• _Source material_
++++++++++++++++++++
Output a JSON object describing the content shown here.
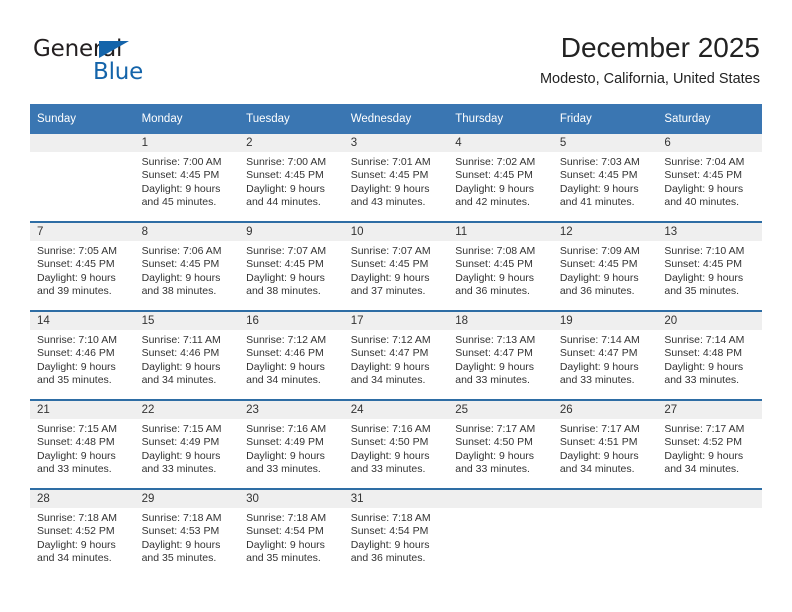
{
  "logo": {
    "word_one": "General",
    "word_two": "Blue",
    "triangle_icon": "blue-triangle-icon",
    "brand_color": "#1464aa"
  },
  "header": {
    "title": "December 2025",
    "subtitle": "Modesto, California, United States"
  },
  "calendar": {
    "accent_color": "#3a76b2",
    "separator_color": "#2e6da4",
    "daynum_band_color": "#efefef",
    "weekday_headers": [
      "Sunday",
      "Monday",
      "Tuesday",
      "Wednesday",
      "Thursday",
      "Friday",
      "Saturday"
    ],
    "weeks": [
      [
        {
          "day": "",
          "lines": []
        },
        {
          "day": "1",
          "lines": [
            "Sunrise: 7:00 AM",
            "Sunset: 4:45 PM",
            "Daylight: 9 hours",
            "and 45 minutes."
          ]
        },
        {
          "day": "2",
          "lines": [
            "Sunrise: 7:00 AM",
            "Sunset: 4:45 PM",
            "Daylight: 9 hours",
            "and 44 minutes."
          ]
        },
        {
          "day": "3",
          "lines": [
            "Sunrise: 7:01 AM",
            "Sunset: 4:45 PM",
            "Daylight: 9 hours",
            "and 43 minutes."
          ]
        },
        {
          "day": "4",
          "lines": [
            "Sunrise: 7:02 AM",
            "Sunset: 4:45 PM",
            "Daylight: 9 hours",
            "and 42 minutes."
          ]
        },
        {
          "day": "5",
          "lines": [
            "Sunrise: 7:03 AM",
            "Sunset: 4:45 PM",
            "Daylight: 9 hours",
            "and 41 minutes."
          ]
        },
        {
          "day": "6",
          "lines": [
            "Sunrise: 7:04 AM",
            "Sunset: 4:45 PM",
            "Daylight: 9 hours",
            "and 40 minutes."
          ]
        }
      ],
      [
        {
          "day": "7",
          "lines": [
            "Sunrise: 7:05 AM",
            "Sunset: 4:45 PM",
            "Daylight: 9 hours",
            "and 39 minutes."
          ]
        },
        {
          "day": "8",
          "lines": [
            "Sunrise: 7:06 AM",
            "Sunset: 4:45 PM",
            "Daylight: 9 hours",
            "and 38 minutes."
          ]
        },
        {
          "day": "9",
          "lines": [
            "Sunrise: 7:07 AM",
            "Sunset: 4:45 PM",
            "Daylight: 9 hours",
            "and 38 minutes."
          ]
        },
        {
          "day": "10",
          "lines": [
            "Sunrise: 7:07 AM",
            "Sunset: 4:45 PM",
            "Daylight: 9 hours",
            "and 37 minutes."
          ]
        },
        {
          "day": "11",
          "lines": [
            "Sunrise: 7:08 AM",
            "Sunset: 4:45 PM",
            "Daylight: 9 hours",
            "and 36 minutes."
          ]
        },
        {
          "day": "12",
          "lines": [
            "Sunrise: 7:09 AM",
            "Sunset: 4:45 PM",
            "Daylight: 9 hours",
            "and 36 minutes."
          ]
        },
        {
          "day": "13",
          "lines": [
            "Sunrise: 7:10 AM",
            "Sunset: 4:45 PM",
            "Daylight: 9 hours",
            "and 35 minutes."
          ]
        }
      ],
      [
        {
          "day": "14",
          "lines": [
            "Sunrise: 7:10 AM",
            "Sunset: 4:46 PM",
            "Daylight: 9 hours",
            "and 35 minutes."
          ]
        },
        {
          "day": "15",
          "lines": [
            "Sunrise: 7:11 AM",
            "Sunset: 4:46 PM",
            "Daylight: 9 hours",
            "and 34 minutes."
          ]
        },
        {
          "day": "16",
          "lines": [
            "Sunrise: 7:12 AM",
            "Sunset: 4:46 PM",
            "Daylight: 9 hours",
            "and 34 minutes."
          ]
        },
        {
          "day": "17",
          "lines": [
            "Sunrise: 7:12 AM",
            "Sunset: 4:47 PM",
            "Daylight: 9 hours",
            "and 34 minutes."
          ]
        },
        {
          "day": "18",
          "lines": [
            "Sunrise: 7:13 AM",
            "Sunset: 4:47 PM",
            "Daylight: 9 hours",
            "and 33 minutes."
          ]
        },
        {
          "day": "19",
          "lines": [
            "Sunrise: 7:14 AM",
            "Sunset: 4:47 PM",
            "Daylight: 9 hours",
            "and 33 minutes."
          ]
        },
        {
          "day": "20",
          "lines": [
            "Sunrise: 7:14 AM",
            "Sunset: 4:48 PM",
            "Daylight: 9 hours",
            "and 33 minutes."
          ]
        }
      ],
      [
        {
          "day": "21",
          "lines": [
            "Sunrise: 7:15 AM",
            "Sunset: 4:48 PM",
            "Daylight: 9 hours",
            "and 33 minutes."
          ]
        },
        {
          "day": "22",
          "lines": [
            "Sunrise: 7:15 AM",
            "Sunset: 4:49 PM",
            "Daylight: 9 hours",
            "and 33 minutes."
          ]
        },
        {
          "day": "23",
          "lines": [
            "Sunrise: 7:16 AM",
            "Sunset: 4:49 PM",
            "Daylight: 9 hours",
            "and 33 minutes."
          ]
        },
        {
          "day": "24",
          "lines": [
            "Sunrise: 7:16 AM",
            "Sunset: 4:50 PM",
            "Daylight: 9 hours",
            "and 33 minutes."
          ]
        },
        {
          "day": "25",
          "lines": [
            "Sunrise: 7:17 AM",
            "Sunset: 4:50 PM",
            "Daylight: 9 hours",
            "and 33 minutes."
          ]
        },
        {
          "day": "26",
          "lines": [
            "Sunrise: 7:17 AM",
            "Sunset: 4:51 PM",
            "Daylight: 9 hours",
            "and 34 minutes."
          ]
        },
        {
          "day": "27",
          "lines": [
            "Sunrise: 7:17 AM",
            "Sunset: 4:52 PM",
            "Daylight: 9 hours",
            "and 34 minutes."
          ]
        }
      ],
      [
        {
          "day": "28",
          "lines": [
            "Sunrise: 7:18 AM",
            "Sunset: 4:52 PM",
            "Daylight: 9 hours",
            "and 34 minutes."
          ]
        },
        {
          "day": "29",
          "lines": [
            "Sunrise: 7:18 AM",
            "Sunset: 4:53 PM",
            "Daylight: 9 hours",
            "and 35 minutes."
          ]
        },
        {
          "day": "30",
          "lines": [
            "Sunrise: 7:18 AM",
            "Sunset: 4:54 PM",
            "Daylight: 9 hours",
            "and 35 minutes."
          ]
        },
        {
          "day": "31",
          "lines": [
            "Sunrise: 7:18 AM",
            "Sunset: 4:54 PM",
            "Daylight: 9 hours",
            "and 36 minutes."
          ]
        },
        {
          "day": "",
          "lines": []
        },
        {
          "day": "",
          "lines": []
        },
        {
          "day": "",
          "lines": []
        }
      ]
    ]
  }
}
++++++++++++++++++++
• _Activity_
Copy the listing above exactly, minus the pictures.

• _Solution_
Output a JSON object describing the content shown here.
{
  "logo": {
    "word_one": "General",
    "word_two": "Blue",
    "triangle_icon": "blue-triangle-icon",
    "brand_color": "#1464aa"
  },
  "header": {
    "title": "December 2025",
    "subtitle": "Modesto, California, United States"
  },
  "calendar": {
    "accent_color": "#3a76b2",
    "separator_color": "#2e6da4",
    "daynum_band_color": "#efefef",
    "weekday_headers": [
      "Sunday",
      "Monday",
      "Tuesday",
      "Wednesday",
      "Thursday",
      "Friday",
      "Saturday"
    ],
    "weeks": [
      [
        {
          "day": "",
          "lines": []
        },
        {
          "day": "1",
          "lines": [
            "Sunrise: 7:00 AM",
            "Sunset: 4:45 PM",
            "Daylight: 9 hours",
            "and 45 minutes."
          ]
        },
        {
          "day": "2",
          "lines": [
            "Sunrise: 7:00 AM",
            "Sunset: 4:45 PM",
            "Daylight: 9 hours",
            "and 44 minutes."
          ]
        },
        {
          "day": "3",
          "lines": [
            "Sunrise: 7:01 AM",
            "Sunset: 4:45 PM",
            "Daylight: 9 hours",
            "and 43 minutes."
          ]
        },
        {
          "day": "4",
          "lines": [
            "Sunrise: 7:02 AM",
            "Sunset: 4:45 PM",
            "Daylight: 9 hours",
            "and 42 minutes."
          ]
        },
        {
          "day": "5",
          "lines": [
            "Sunrise: 7:03 AM",
            "Sunset: 4:45 PM",
            "Daylight: 9 hours",
            "and 41 minutes."
          ]
        },
        {
          "day": "6",
          "lines": [
            "Sunrise: 7:04 AM",
            "Sunset: 4:45 PM",
            "Daylight: 9 hours",
            "and 40 minutes."
          ]
        }
      ],
      [
        {
          "day": "7",
          "lines": [
            "Sunrise: 7:05 AM",
            "Sunset: 4:45 PM",
            "Daylight: 9 hours",
            "and 39 minutes."
          ]
        },
        {
          "day": "8",
          "lines": [
            "Sunrise: 7:06 AM",
            "Sunset: 4:45 PM",
            "Daylight: 9 hours",
            "and 38 minutes."
          ]
        },
        {
          "day": "9",
          "lines": [
            "Sunrise: 7:07 AM",
            "Sunset: 4:45 PM",
            "Daylight: 9 hours",
            "and 38 minutes."
          ]
        },
        {
          "day": "10",
          "lines": [
            "Sunrise: 7:07 AM",
            "Sunset: 4:45 PM",
            "Daylight: 9 hours",
            "and 37 minutes."
          ]
        },
        {
          "day": "11",
          "lines": [
            "Sunrise: 7:08 AM",
            "Sunset: 4:45 PM",
            "Daylight: 9 hours",
            "and 36 minutes."
          ]
        },
        {
          "day": "12",
          "lines": [
            "Sunrise: 7:09 AM",
            "Sunset: 4:45 PM",
            "Daylight: 9 hours",
            "and 36 minutes."
          ]
        },
        {
          "day": "13",
          "lines": [
            "Sunrise: 7:10 AM",
            "Sunset: 4:45 PM",
            "Daylight: 9 hours",
            "and 35 minutes."
          ]
        }
      ],
      [
        {
          "day": "14",
          "lines": [
            "Sunrise: 7:10 AM",
            "Sunset: 4:46 PM",
            "Daylight: 9 hours",
            "and 35 minutes."
          ]
        },
        {
          "day": "15",
          "lines": [
            "Sunrise: 7:11 AM",
            "Sunset: 4:46 PM",
            "Daylight: 9 hours",
            "and 34 minutes."
          ]
        },
        {
          "day": "16",
          "lines": [
            "Sunrise: 7:12 AM",
            "Sunset: 4:46 PM",
            "Daylight: 9 hours",
            "and 34 minutes."
          ]
        },
        {
          "day": "17",
          "lines": [
            "Sunrise: 7:12 AM",
            "Sunset: 4:47 PM",
            "Daylight: 9 hours",
            "and 34 minutes."
          ]
        },
        {
          "day": "18",
          "lines": [
            "Sunrise: 7:13 AM",
            "Sunset: 4:47 PM",
            "Daylight: 9 hours",
            "and 33 minutes."
          ]
        },
        {
          "day": "19",
          "lines": [
            "Sunrise: 7:14 AM",
            "Sunset: 4:47 PM",
            "Daylight: 9 hours",
            "and 33 minutes."
          ]
        },
        {
          "day": "20",
          "lines": [
            "Sunrise: 7:14 AM",
            "Sunset: 4:48 PM",
            "Daylight: 9 hours",
            "and 33 minutes."
          ]
        }
      ],
      [
        {
          "day": "21",
          "lines": [
            "Sunrise: 7:15 AM",
            "Sunset: 4:48 PM",
            "Daylight: 9 hours",
            "and 33 minutes."
          ]
        },
        {
          "day": "22",
          "lines": [
            "Sunrise: 7:15 AM",
            "Sunset: 4:49 PM",
            "Daylight: 9 hours",
            "and 33 minutes."
          ]
        },
        {
          "day": "23",
          "lines": [
            "Sunrise: 7:16 AM",
            "Sunset: 4:49 PM",
            "Daylight: 9 hours",
            "and 33 minutes."
          ]
        },
        {
          "day": "24",
          "lines": [
            "Sunrise: 7:16 AM",
            "Sunset: 4:50 PM",
            "Daylight: 9 hours",
            "and 33 minutes."
          ]
        },
        {
          "day": "25",
          "lines": [
            "Sunrise: 7:17 AM",
            "Sunset: 4:50 PM",
            "Daylight: 9 hours",
            "and 33 minutes."
          ]
        },
        {
          "day": "26",
          "lines": [
            "Sunrise: 7:17 AM",
            "Sunset: 4:51 PM",
            "Daylight: 9 hours",
            "and 34 minutes."
          ]
        },
        {
          "day": "27",
          "lines": [
            "Sunrise: 7:17 AM",
            "Sunset: 4:52 PM",
            "Daylight: 9 hours",
            "and 34 minutes."
          ]
        }
      ],
      [
        {
          "day": "28",
          "lines": [
            "Sunrise: 7:18 AM",
            "Sunset: 4:52 PM",
            "Daylight: 9 hours",
            "and 34 minutes."
          ]
        },
        {
          "day": "29",
          "lines": [
            "Sunrise: 7:18 AM",
            "Sunset: 4:53 PM",
            "Daylight: 9 hours",
            "and 35 minutes."
          ]
        },
        {
          "day": "30",
          "lines": [
            "Sunrise: 7:18 AM",
            "Sunset: 4:54 PM",
            "Daylight: 9 hours",
            "and 35 minutes."
          ]
        },
        {
          "day": "31",
          "lines": [
            "Sunrise: 7:18 AM",
            "Sunset: 4:54 PM",
            "Daylight: 9 hours",
            "and 36 minutes."
          ]
        },
        {
          "day": "",
          "lines": []
        },
        {
          "day": "",
          "lines": []
        },
        {
          "day": "",
          "lines": []
        }
      ]
    ]
  }
}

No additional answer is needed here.